While Obama’s rhetoric was primarily about helping the uninsured and improving the experiences of the insured, Minnesota Republicans are offering their own rhetoric that protects a different group altogether: the insurance companies. According to the Associated Press, Reps. Tom Emmer, Mark Buesgens and Peggy Scott are calling for a constitutional amendment that would guarantee the right to private health insurance, perhaps in response to state Sen. John Marty’s single-payer plan that the senator told MinnPost would put “the health-insurance industry out of business in Minnesota”. Thank goodness somebody is looking out for the little guy.
In the meanwhile, Tim Pawlenty seems to be backtracking somewhat on last week’s declaration that he might try to block Obama’s health care plan, should it pass in Congress, under the rubric of states’ rights. Eric Black quotes Pawlenty‘s comments on “This Week with George Stephanopoulos”: “I wouldn’t go so far as to say it’s a legal issue. I was raising it as much as a practical matter, that there are some things that the federal government shouldn’t do, doesn’t do well, and should leave to the states.” Tom Scheck of MPR also quotes Pawlenty as explaining that “I’m not saying that we’re going to do anything unusual or abnormal. I’m just saying we’re going to remind the federal government that there’s a proper role for them and for the states.”
What’s new with the Metro Gang Strike Force? According to the Associated Press, two deputies that were on the Strike Force have been suspended for “improper handling of evidence.” Because everybody must agree that the appropriate response to what a special panel called “appalling and outrageous” misconduct is to remove two of the accused officers from work for 10 and 25 days.
Reuters takes an early look at the Coen Brothers’ new film, “A Serious Man,” which tells a story set in St. Louis Park during the 1960s; the Reuters includes some comments from the notoriously press-shy Joel and Ethan Coen, who were raised in St. Louis Park, including this quote from Joel: “Probably more so in this movie than anything we’ve ever done, this does come from our direct experience.”

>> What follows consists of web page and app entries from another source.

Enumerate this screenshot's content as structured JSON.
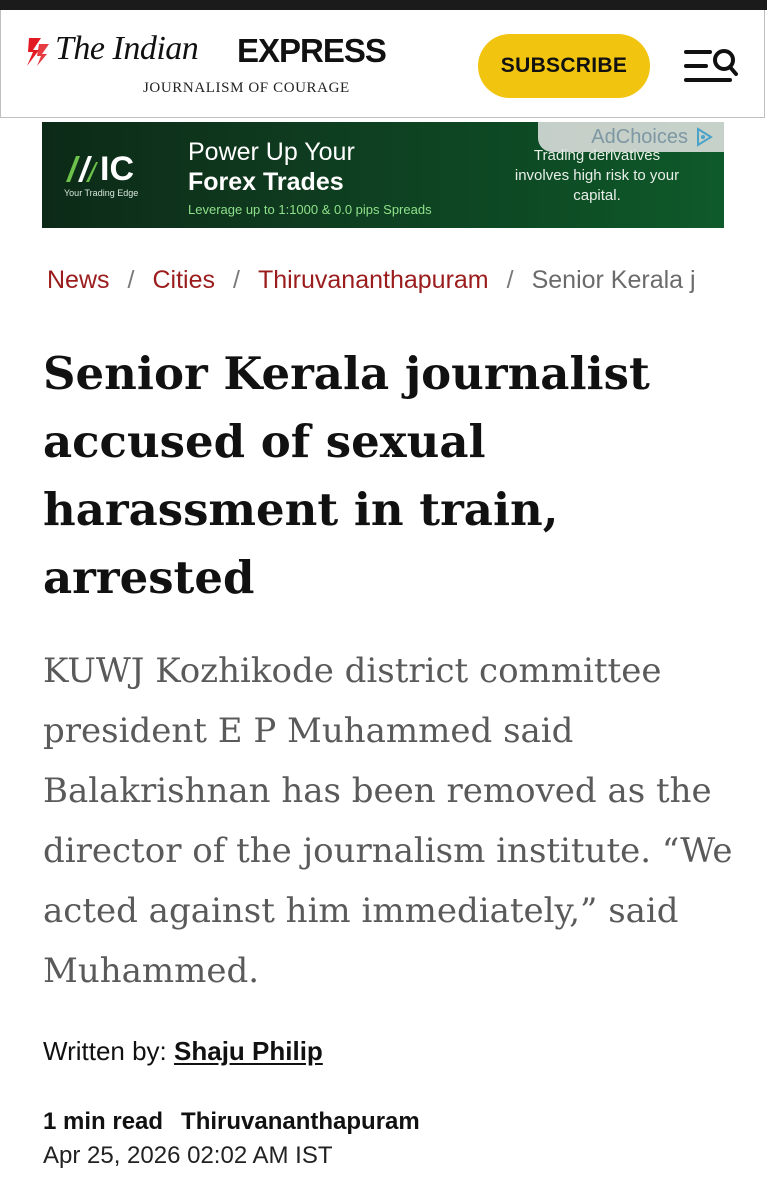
{
  "header": {
    "logo_the": "The Indian",
    "logo_express": "EXPRESS",
    "tagline": "JOURNALISM OF COURAGE",
    "subscribe_label": "SUBSCRIBE",
    "menu_icon": "menu-search-icon",
    "accent_color": "#f1c40f",
    "brand_red": "#e21b22"
  },
  "ad": {
    "logo": "IC",
    "logo_sub": "Your Trading Edge",
    "headline_line1": "Power Up Your",
    "headline_line2": "Forex Trades",
    "sub": "Leverage up to 1:1000 & 0.0 pips Spreads",
    "risk": "Trading derivatives involves high risk to your capital.",
    "adchoices": "AdChoices"
  },
  "breadcrumb": {
    "items": [
      "News",
      "Cities",
      "Thiruvananthapuram"
    ],
    "current": "Senior Kerala j",
    "separator": "/",
    "link_color": "#9b1c1c"
  },
  "article": {
    "title": "Senior Kerala journalist accused of sexual harassment in train, arrested",
    "dek": "KUWJ Kozhikode district committee president E P Muhammed said Balakrishnan has been removed as the director of the journalism institute. “We acted against him immediately,” said Muhammed.",
    "byline_label": "Written by:",
    "author": "Shaju Philip",
    "read_time": "1 min read",
    "location": "Thiruvananthapuram",
    "date": "Apr 25, 2026 02:02 AM IST"
  }
}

According to the Star Tribune’s Judd Zulgad, the Vikings’ season opener, the third they have won in four years, “won’t earn them any style points” but did demonstrate that Brett Favre, working with the team’s running back and wide receiver, can efficiently turn a game around.